(Collected data)
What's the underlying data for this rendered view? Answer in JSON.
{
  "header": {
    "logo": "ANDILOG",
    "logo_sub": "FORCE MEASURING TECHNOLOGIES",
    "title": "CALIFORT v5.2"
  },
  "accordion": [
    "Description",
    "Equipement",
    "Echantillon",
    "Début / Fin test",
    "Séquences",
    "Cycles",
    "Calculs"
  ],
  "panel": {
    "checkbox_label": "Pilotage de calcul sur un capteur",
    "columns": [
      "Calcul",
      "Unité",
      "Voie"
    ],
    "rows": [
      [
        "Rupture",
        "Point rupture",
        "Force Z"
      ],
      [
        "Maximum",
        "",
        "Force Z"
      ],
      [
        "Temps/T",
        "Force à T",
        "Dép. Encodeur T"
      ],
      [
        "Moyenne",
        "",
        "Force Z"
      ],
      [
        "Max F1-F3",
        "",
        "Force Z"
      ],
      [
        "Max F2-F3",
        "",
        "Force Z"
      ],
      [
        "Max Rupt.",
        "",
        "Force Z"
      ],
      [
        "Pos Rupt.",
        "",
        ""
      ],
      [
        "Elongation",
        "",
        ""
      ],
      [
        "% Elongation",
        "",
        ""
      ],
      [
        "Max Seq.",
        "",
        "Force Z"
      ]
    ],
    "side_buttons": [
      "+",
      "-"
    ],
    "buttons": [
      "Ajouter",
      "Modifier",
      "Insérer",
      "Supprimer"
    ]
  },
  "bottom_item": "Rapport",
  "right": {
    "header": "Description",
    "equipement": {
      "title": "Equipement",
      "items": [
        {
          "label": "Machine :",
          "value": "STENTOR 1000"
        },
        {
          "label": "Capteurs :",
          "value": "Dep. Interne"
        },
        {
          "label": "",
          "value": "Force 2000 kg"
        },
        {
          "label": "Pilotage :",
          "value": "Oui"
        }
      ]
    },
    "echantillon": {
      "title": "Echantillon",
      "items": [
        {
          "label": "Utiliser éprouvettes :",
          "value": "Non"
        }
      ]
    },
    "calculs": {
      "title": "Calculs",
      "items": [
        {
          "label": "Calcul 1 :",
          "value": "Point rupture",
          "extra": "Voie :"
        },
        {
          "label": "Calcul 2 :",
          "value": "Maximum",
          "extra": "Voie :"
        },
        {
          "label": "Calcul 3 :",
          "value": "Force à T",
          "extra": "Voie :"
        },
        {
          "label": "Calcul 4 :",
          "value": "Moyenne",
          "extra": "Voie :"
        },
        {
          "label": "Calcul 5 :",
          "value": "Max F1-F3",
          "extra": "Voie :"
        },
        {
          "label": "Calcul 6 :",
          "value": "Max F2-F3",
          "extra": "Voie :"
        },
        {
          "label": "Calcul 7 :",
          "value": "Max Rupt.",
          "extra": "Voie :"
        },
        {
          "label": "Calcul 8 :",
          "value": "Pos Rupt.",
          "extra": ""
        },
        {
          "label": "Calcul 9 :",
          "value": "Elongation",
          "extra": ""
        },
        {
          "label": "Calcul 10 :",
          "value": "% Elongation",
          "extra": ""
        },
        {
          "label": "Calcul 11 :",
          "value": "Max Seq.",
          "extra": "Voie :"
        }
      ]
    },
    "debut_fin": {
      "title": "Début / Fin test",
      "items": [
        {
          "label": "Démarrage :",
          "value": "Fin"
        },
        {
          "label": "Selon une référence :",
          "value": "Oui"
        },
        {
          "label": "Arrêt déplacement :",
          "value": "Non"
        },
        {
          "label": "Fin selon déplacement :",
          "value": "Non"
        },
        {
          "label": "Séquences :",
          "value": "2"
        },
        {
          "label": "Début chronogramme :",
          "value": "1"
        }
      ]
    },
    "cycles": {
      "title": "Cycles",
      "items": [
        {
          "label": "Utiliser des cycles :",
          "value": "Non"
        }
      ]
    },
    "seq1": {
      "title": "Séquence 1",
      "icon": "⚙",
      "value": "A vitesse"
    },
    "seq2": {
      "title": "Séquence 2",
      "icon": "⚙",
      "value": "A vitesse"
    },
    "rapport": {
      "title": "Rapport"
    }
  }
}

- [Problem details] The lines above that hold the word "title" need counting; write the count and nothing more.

- [Answer to the problem] 9